Definition of innovation in English:

innovation

noun

  • 1[mass noun] The action or process of innovating:
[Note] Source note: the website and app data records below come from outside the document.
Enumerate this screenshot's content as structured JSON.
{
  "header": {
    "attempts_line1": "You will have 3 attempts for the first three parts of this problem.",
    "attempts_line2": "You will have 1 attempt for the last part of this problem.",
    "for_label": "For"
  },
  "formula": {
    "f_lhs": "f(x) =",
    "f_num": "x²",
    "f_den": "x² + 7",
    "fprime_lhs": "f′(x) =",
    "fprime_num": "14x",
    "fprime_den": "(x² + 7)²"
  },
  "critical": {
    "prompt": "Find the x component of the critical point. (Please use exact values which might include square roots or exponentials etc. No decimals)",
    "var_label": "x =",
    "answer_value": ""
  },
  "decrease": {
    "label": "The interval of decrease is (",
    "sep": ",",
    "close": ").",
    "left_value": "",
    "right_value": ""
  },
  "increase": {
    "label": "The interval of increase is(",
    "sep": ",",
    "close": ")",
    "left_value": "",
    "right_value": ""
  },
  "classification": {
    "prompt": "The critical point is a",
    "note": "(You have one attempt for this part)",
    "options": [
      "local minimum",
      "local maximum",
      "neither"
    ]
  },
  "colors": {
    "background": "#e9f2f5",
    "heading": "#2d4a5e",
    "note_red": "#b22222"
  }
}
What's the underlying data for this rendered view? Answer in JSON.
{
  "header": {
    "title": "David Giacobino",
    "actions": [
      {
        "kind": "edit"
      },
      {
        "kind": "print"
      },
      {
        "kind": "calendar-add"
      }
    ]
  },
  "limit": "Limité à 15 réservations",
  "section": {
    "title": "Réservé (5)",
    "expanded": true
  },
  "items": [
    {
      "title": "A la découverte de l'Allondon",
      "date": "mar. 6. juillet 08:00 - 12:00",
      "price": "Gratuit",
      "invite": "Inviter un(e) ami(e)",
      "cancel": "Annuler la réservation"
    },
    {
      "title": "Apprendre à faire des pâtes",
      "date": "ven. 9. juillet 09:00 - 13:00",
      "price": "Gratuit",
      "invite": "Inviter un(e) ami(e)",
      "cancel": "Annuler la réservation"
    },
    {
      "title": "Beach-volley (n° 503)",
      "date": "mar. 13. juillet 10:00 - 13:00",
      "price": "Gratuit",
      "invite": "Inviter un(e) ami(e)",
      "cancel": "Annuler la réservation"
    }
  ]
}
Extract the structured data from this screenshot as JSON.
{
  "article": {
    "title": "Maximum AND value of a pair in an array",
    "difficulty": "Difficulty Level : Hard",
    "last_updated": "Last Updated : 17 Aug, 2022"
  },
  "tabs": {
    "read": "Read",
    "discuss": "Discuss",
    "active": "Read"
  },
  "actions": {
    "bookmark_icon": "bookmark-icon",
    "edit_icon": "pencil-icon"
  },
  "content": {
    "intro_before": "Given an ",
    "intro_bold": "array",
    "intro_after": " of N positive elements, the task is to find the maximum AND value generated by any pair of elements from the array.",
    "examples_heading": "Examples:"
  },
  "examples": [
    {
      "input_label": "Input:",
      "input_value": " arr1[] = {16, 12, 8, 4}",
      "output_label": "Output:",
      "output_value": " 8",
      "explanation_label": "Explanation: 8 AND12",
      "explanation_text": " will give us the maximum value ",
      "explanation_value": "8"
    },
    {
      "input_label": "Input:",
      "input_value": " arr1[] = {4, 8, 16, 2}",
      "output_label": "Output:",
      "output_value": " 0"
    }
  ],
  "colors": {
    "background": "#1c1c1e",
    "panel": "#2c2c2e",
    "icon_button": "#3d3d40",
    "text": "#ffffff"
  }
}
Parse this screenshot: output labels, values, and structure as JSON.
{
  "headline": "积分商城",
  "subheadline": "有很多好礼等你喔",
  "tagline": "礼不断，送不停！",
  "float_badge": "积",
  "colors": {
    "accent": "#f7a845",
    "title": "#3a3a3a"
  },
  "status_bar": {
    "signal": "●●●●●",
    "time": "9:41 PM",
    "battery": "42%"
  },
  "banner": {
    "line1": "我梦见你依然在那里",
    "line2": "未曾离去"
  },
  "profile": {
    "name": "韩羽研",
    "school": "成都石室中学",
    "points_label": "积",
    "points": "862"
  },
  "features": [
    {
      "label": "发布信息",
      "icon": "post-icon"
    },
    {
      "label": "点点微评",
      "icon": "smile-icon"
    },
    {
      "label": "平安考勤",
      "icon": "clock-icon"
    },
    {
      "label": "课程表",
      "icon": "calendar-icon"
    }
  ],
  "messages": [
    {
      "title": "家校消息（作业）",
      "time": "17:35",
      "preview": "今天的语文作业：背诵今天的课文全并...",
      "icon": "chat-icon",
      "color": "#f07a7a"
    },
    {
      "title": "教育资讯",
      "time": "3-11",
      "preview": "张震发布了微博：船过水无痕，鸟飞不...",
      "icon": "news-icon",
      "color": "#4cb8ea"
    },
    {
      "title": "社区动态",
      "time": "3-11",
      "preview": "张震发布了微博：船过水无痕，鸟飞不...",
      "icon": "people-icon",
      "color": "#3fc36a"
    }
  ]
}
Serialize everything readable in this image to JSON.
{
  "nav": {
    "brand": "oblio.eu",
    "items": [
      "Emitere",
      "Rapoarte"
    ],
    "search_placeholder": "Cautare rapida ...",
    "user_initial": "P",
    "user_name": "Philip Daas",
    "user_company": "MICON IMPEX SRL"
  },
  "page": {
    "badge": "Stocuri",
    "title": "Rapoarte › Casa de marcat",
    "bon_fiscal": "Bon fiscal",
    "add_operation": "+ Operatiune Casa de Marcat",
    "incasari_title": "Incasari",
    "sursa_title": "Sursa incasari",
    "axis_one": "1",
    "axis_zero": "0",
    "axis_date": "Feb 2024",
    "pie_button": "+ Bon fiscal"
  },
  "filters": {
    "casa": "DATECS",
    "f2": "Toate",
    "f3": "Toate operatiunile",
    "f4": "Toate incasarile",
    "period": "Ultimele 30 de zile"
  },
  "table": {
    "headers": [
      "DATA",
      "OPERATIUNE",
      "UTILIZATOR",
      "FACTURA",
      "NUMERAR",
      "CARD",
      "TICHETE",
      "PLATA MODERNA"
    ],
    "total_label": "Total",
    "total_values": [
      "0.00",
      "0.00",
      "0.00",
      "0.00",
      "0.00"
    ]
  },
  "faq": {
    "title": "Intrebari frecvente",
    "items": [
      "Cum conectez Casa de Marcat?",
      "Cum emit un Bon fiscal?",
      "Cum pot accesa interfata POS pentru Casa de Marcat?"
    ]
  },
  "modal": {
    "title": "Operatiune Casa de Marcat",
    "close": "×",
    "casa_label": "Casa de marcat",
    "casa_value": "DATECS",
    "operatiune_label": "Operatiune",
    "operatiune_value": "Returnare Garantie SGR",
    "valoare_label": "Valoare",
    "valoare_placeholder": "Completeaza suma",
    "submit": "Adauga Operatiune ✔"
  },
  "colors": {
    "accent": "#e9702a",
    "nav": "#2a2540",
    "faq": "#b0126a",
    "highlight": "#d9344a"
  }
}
    ‘innovation is crucial to the continuing success of any organization’
    • ‘The social psychology of technical innovation is as mysterious as that of any other form of creativity.’
    • ‘We want business to continue to invest, we want innovation to continue to happen.’
    • ‘It also relies on efforts to use expertise to promote modernization and innovation.’
    • ‘Scotland has a very proud record for biotech developments and innovation.’
    • ‘New tax credits will be put in place to encourage innovation and small businesses, Mr Brown said.’
    • ‘This process, which includes further innovation, creates a valuable revenue stream.’
    • ‘At the same time we need to adjust our educational system so as to enhance creativity and innovation.’
    • ‘As you slowly move in the crowd, you get to know how innovation could be infused into exchange offers.’
    • ‘It was also evidence that much social innovation now springs out of suburbia.’
    • ‘An alliance allows its partners to speed up the processes of innovation and market expansion.’
    • ‘So we are training the workforce of the future and fostering growth and innovation.’
    • ‘What Jones has discovered is that we have to work harder and harder to sustain growth through innovation.’
    • ‘It was the first time in at least five years that the Queen had honoured the city's businesses for innovation.’
    • ‘Her ability to bring together innovation and tradition has earned her critical and popular acclaim.’
    • ‘High levels of social interaction can favour innovation and the exchange of ideas.’
    • ‘The bureaucrats at the centre consider variation and innovation to be a threat and they resist it.’
    • ‘The first step in new drug innovation is to collect large amounts of samples.’
    • ‘The Eighties were the decade of innovation and novelty in frozen and processed foods.’
    • ‘Through these gambits, business commentators challenge the very concept of innovation.’
    • ‘This is a story about social learning and innovation over very long time-spans.’
    change, alteration, revolution, upheaval, transformation, metamorphosis, reorganization, restructuring, rearrangement, recasting, remodelling, renovation, restyling, variation
    new measures, new methods, new devices, novelty, newness, unconventionality, modernization, modernism
    a break with tradition, a shift of emphasis, a departure, a change of direction
    a shake up
    a shakedown
    transmogrification
    View synonyms
    1. 1.1[count noun] A new method, idea, product, etc.:
      ‘technological innovations designed to save energy’
      • ‘He was always open to new ideas and innovations and increasingly his life became the canvas on which he plotted his art.’
      • ‘Visitors will be able to trace innovations in the design of chairs over the last hundred years and even sit on some of them.’
      • ‘Perhaps everything has been invented, everything said, every innovation discovered.’
      • ‘Then, like now, they simply want to be paid for the innovations of someone else.’
      • ‘Do you care if they decide what kinds of technological innovations will reach the marketplace?’
      • ‘For example, we developed every major innovation in the iron and steel making process.’
      • ‘Take a look back at some of the events, ideas and innovations that brought us here.’
      • ‘We were inundated with new products in a seemingly endless cavalcade of astonishing innovations.’
      • ‘They can also take examples of good practices and innovations home or to other operations with them.’
      • ‘With such beautiful innovations, it can only be a matter of time before the fashion industry comes knocking.’
      • ‘If they try radical innovations, they might alienate the solid fan base that has sustained them down the decades.’
      • ‘Among the pieces in this show there are some wonderful innovations that redefine function.’
      • ‘He was credited with having pioneered many financial innovations in the capital markets.’
      • ‘We should focus on the new designs and innovations that can be developed in the future.’
      • ‘Scary movies in particular tend to lose their edge as their innovations become less than novel.’
      • ‘It brought about two lasting innovations in the study of chemistry.’
      • ‘When do we suggest that it might be good to slow down a bit and find out who benefits from our innovations and who does not?’
      • ‘He also proposed a theory to handle the economics of technological innovations.’
      • ‘Mozart is famed for his musical innovations and the opera included some very difficult music.’
      • ‘Any nation with such a result will never catch up with the latest technological innovations.’

Origin

Late Middle English: from Latin innovatio(n-), from the verb innovare (see innovate).

Pronunciation

innovation

/ɪnəˈveɪʃ(ə)n/